*All images taken from the EXPORT Graduate show website unless expressely mentioned.
Karina Lee - The Space Between
This book inspired me both conceptually and visually. It presented a sense of abstract perspective on the world - that just like being able to read between the lines of a page, perhaps we should be looking for "the space between" in life, in the world. The typography, photography and layout work was inspired by a kind of unity between art and science. I believe the inspiration for the work was to discover a kind of beauty and magnificence in science. It made me think of ways to try and re-discover the beauty in what I'm about to undertake this year.
Emmalie Narathipakorn - Basically Happy
Basically happy was interesting to me because it incorporated quotes and opinons of individual people and the perspective of the concept of happiness through their eyes. I liked the psychology behind it - afterall, happiness itself is such a widely misunderstood and stereotyped idea, perhaps people of the modern world only know that they're happy when they're not constantly wondering if they're not.
Joanna Grygierczyk - Hunters and Googlers
I liked Hunters and Googlers because of the truth in the social commentary. And that truth is, when faced with a problem or a question or even a basic instinct, a world with access to the internet has a desire, sometimes beyond one that is rational, to "Google" the problem. I don't think I'm the only one who has, on a bored or lonely night typed the words I see below into Google, and wonder maybe if Google will respond. It made me recall a night maybe a year ago I spent a good half hour talking to Cleverbot, which through an artificial intelligence database of language basically responds to you in Instant Messenger as if it were a real person - mostly quite amusing.
Lindy Napier - Femme Enigmatique
This work mainly inspired me by the way the leaflet was put together - essentially a stack of folded paper circles glued specifically on 2 of the 4 edges. It was beautiful the way it opened out and presented the work in rather an abstract way.
[Photographs of Femme Enigmatique taken by me at the EXPORT exhibition]
Stephanie Hing - In Retrospect

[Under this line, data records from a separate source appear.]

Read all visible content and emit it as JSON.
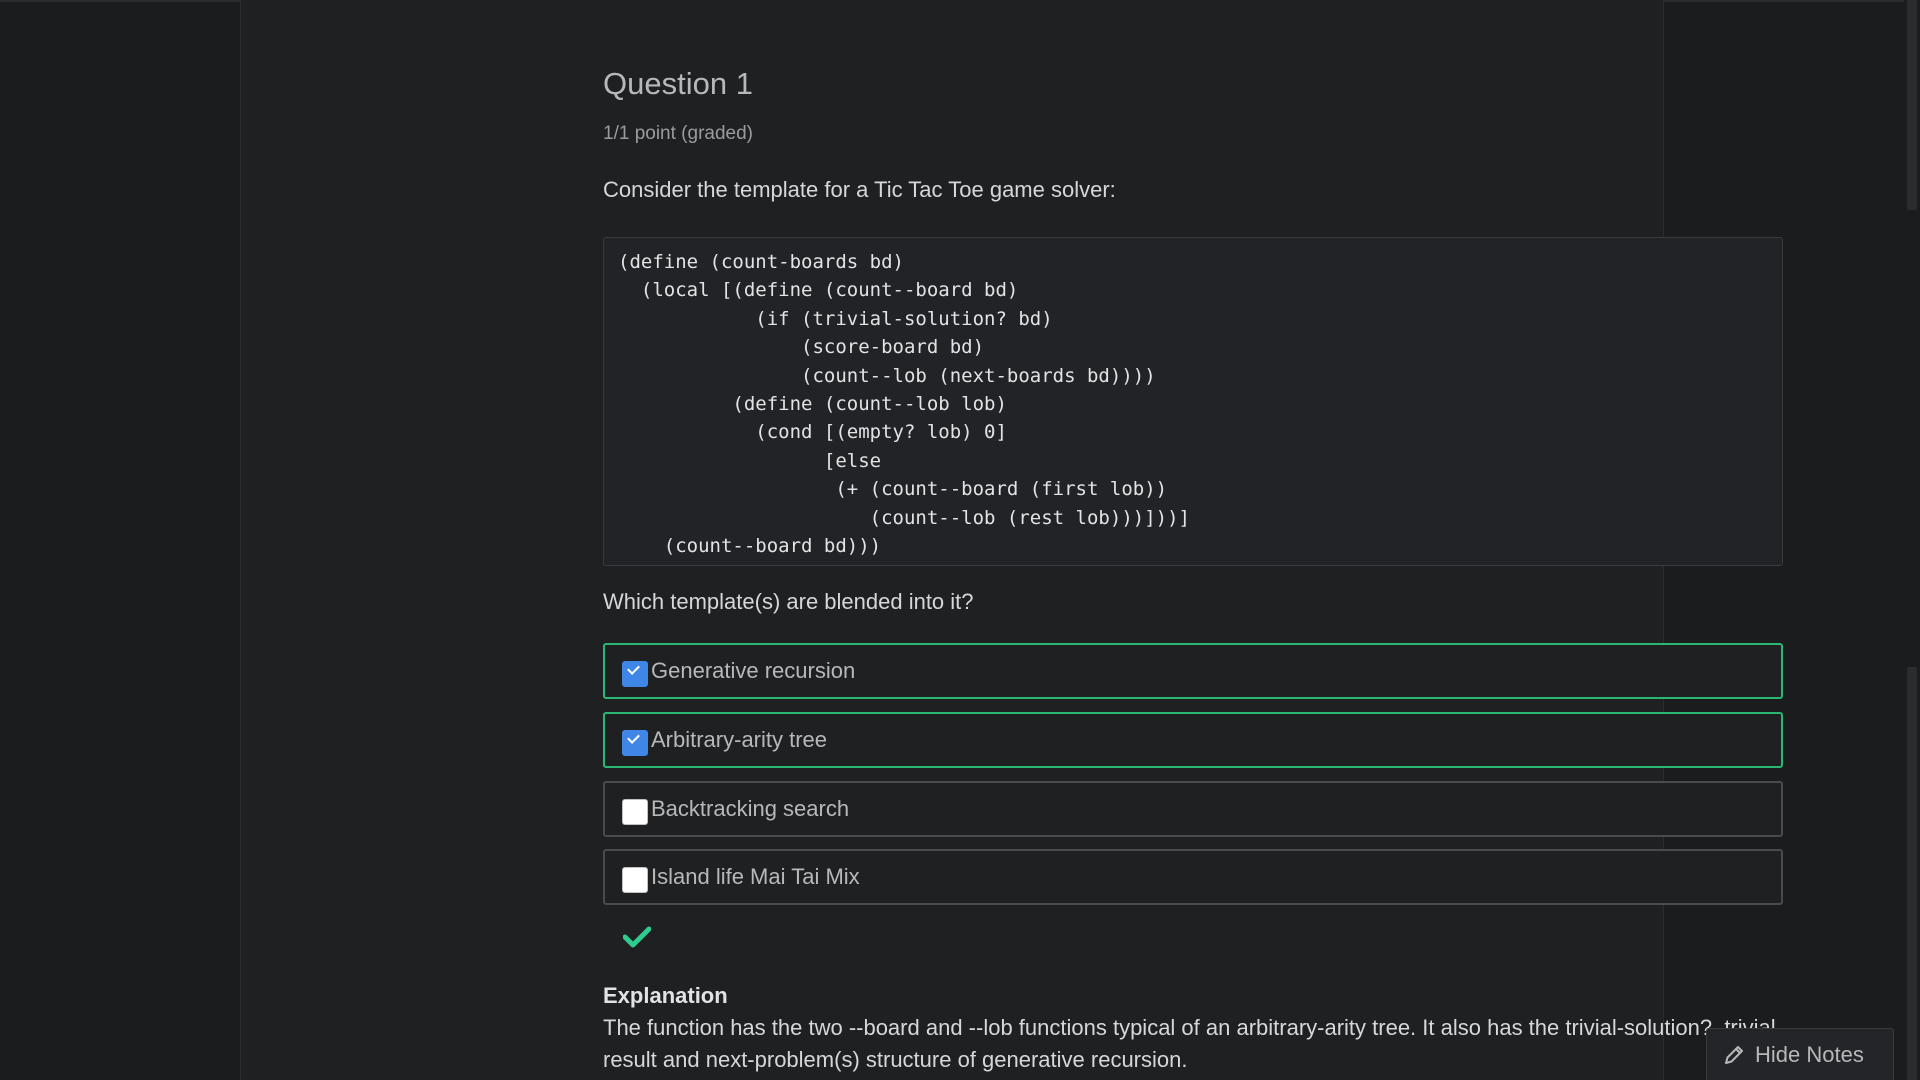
{
  "question": {
    "title": "Question 1",
    "points": "1/1 point (graded)",
    "prompt": "Consider the template for a Tic Tac Toe game solver:",
    "code": "(define (count-boards bd)\n  (local [(define (count--board bd)\n            (if (trivial-solution? bd)\n                (score-board bd)\n                (count--lob (next-boards bd))))\n          (define (count--lob lob)\n            (cond [(empty? lob) 0]\n                  [else\n                   (+ (count--board (first lob))\n                      (count--lob (rest lob)))]))]\n    (count--board bd)))",
    "which": "Which template(s) are blended into it?",
    "choices": [
      {
        "label": "Generative recursion",
        "checked": true,
        "correct": true
      },
      {
        "label": "Arbitrary-arity tree",
        "checked": true,
        "correct": true
      },
      {
        "label": "Backtracking search",
        "checked": false,
        "correct": false
      },
      {
        "label": "Island life Mai Tai Mix",
        "checked": false,
        "correct": false
      }
    ],
    "result_icon": "checkmark-icon",
    "result_color": "#2ecc8f"
  },
  "explanation": {
    "title": "Explanation",
    "text": "The function has the two --board and --lob functions typical of an arbitrary-arity tree. It also has the trivial-solution?, trivial result and next-problem(s) structure of generative recursion."
  },
  "notes_button": {
    "label": "Hide Notes",
    "icon": "pencil-icon"
  },
  "colors": {
    "background": "#1b1c1e",
    "correct_border": "#2bb673",
    "checkbox_checked": "#3f86e6"
  }
}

In Retrospect looks at everyday amazing things that perhaps with advancements in technology and lifestyle, one day may be obsolete. I liked the concept and the photography.
Bettina Pham -Vanoir
The minimalistic photography in this project really appealed to me.
Chantelle Lorge - Today
Today is mostly a photography project collated within a book that looks at the transience of what seem to be unimportant events in one's lifetime, yet if for some reason (like Alzheimer's Disease), you would one day forget them, well, the tragedy of those lost tiny bits of beauty in a single moment. The classic lesson - Carpe Diem.
Dena Taiebet & Kate Disher-Quill - Our Town
I've mentioned Kate Disher-Quill before, she and I collaborated in our Open House project. This is her sequel if you like, to that. She got specific quotes about the feelings of individuals in her city and did a lot of beautiful portraiture work, and then exhibited these pieces of truth on projections in laneways and cliffs. I like the idea of facing the truths about other people and being unafraid to speak them.
It reminds me of this quote I once heard -
"If we knew each other's secrets, what comforts we should find" - John Churton Collins.
Teresa Tan - Sleep Deprivation and the Joy of Losing Grip
This video can be found on "Tezatron" Teresa Tan's website (which by the way has a lot of other cool photography and stuff). It's about a specific mental atmosphere about emotional 'inertia' and in Teresa's words largely inspired by the concept of "Weltschmerz".
Ashleigh Steel - Everyday, everyday
This here is another project that celebrates the seemingly banal moments of existence, but when you look a little closer at these things, you realise that sometimes the tiny stupid things are worth a thought, a consideration. I love the toothbrushes.
Thomas Fethers - En Masse
En Masse interests me both from an extraordinary visual and typographic element, as well as this witty concept which sees him looking at (and sometimes judging) Social Media as essentially, a faith or religion, which truthfully, sometimes it can feel a bit like that. The whole project is a satire of the contemporary world of facebook, twitter, posts, tags, likes, shares, pokes, etc. It's quite clever.